Hypothesis: entatic versus ecstatic states in metalloproteins
Over half a century ago the hypothesis was put forth that redox-active metal ions and multidentate protein ligands may combine to form a local state of entasis: an irregular symmetry intermediate between those dictated by coordination chemistry for the two redox states involved. Such an energetically poised domain would be at the basis of high activity (notably electron-transfer rates) in biological systems. Today the concept of the entatic state has become textbook material.
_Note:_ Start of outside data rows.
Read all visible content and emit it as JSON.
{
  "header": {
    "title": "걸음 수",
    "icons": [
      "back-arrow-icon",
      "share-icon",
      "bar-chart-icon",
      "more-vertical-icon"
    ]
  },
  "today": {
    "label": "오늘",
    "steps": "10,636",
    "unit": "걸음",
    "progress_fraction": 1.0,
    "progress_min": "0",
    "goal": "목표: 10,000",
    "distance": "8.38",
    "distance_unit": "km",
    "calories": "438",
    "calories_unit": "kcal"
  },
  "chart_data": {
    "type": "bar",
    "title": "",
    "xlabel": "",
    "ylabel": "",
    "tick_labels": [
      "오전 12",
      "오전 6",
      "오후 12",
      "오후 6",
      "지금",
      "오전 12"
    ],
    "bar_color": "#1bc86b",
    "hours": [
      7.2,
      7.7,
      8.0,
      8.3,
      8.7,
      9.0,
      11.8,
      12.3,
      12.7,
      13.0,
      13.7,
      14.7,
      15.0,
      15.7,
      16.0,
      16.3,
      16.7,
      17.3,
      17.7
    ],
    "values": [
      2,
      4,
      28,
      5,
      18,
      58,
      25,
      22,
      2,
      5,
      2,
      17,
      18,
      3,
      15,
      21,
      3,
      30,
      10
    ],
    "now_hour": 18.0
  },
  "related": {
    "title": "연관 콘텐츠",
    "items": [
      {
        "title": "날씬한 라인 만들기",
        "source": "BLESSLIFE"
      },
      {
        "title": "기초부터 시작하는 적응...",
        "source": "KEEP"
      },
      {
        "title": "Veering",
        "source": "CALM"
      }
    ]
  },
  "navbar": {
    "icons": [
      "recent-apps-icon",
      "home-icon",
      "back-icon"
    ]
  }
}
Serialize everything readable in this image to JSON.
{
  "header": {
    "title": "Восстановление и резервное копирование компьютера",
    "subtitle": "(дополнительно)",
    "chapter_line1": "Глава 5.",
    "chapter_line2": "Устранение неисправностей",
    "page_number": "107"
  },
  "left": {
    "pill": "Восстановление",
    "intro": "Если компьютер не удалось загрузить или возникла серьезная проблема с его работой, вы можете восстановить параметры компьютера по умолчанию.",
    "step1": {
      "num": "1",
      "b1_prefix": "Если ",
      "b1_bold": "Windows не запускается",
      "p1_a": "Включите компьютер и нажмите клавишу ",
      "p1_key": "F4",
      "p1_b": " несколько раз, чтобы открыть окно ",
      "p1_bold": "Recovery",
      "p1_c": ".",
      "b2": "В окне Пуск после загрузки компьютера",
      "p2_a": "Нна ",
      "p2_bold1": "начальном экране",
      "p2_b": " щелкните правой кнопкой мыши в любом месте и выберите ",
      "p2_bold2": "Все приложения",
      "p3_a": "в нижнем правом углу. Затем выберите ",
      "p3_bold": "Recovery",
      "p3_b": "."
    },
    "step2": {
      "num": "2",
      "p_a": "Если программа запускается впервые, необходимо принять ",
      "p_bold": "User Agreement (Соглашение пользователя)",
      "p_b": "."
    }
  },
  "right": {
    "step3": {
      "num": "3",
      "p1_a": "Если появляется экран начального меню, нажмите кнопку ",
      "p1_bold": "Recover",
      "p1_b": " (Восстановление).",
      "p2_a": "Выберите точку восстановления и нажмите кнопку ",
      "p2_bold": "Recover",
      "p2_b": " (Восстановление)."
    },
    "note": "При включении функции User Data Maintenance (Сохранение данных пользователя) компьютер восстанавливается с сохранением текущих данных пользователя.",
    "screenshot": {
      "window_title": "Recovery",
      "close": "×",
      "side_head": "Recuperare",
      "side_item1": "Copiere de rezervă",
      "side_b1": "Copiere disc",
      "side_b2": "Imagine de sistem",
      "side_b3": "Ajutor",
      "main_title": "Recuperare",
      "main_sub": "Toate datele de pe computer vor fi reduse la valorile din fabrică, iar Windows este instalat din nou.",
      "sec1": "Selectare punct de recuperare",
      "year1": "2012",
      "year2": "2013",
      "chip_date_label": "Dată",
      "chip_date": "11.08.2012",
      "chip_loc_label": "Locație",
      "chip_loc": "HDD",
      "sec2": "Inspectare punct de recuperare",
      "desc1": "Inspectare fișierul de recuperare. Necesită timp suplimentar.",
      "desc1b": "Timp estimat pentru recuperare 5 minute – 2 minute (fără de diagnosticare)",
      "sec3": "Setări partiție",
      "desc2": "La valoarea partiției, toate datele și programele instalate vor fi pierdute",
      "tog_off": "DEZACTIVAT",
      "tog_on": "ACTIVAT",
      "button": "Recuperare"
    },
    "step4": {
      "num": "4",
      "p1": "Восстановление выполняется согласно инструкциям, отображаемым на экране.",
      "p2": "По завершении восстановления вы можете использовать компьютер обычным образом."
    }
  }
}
Based on EPR spectroscopic data it is proposed here that poised, entatic states may only be of marginal existence; rather the occurrence of relatively wide distributions of coordination geometries (or: ecstatic states) afford a stochastic tuning of structure towards low-energy unimolecular transition states.